“We had many lively discussions, and by the end of the sessions, the enthusiasm for the Mass and the love of the Eucharist that was expressed by so many of the participants was truly moving,” Hickey said.
What is God saying to me?
During his homily, Archbishop Aymond repeatedly urged Catholics to stay focused on the dual miracles that take place at every Mass.
“The sacred Scriptures are not the words of human beings, but the inspired word of God, and that Word is proclaimed to all of us every time you and I gather, whether it’s for Sunday Mass or any other time,” he said.
“There are always two important questions that we must ask as the Word of God is proclaimed: ‘God, what are you saying to this community?’ And secondly, ‘God, what are you saying to me? How can my heart be changed and my heart be nourished?’” the archbishop said, insisting that Scripture should not just be heard, but should “sink into our hearts” as a reminder of God’s unconditional love for us and of his followup call that we live a life of discipleship.
Fed at the table
Turning to the miracle of real presence, Archbishop Aymond urged congregants to consider the Eucharist as a family table where we can experience “the sacrifice of Christ offering himself again to the Father.”
“The hand of God literally feeds us through Eucharist, and a miracle takes place there – and that’s the only word we can use – a miracle,” he said. “Every time you celebrate Eucharist, Jesus says you have just eaten of my body and you have drunk of my blood. I live in you and you live in me.”

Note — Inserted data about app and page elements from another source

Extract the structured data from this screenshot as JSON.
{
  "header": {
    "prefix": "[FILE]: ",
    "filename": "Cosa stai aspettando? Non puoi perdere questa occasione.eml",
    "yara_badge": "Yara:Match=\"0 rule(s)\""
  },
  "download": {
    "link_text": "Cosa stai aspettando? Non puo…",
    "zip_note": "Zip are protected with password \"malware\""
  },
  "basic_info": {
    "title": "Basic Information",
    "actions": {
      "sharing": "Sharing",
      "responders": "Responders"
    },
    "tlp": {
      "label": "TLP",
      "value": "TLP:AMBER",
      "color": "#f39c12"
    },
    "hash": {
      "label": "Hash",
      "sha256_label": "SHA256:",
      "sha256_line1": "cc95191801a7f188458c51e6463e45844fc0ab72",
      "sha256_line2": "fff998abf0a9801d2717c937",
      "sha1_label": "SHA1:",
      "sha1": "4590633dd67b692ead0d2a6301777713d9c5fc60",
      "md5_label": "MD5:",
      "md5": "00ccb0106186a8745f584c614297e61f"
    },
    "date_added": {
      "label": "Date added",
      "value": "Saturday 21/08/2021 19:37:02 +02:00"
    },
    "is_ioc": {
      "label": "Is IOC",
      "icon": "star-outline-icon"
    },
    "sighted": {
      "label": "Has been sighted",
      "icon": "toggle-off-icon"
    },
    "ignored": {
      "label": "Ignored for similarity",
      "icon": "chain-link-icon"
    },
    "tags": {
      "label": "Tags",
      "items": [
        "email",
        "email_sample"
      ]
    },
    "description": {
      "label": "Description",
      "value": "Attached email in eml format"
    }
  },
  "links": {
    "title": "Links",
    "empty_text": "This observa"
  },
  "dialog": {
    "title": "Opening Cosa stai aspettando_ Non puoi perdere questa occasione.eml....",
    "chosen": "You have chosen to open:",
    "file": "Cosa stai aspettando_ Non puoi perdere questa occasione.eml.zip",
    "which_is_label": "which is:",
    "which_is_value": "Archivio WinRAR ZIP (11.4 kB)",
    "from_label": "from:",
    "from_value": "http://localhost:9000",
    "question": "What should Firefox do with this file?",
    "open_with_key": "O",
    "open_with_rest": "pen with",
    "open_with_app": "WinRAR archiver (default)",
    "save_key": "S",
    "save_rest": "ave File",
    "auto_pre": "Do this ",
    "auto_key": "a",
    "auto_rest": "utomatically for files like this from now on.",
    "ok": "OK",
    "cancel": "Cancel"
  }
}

In a unique approach to the Prayers of the Faithful, those congregants who participated in Year of Renewal programs or who performed either prominent or behind-the-scene roles in the liturgy were asked to stand by their respective groups. The liturgical helpers, who included priests, deacons, sacristans, altar servers, extraordinary ministers of holy Communion, readers, ushers, greeters, music ministry members and church environment ministers, were asked to continue to be “the leaven” that brought others into full, active and conscious participation in the Mass.
“It is all those people coming together in their own unique ministry that provides for us the beauty of our celebration (of Mass) and that invites us more deeply into hearing God’s Word and into receiving Eucharist,” Archbishop Aymond said, noting that even when a reader flubs his words or the homily is subpar, “God is still present” at Mass.
Anticipating the archdiocese’s new year of observance – “The Year of Family and Faith” – Archbishop Aymond asked individuals and parishes for their assistance in three areas.
First, he asked liturgical ministers to help their fellow Catholics to embrace the mystery of real presence, a tenet of faith that only half of recently surveyed Catholics understand and accept.
Secondly, he asked Catholics to brainstorm ways schools and parishes could reinforce the idea of the Eucharist as a “family celebration,” and not just a personal encounter with the Lord.
Finally, Archbishop Aymond reminded those gathered to note changes in the priest’s words of dismissal wrought by the revision of the Roman Missal: Instead of saying “Go in peace to love and serve the Lord,” the priest now exhorts his flock to “Go and announce the Gospel of the Lord,” or to “Go in peace, glorifying God by your life.”
“That’s being sent forth – go and glorify God by the way you live,” Archbishop Aymond said. “I think that those new translations give us a real signal that at the end of every Eucharist, we don’t just depart; we don’t just leave; we are sent.”
Beth Donze can be reached at firstname.lastname@example.org.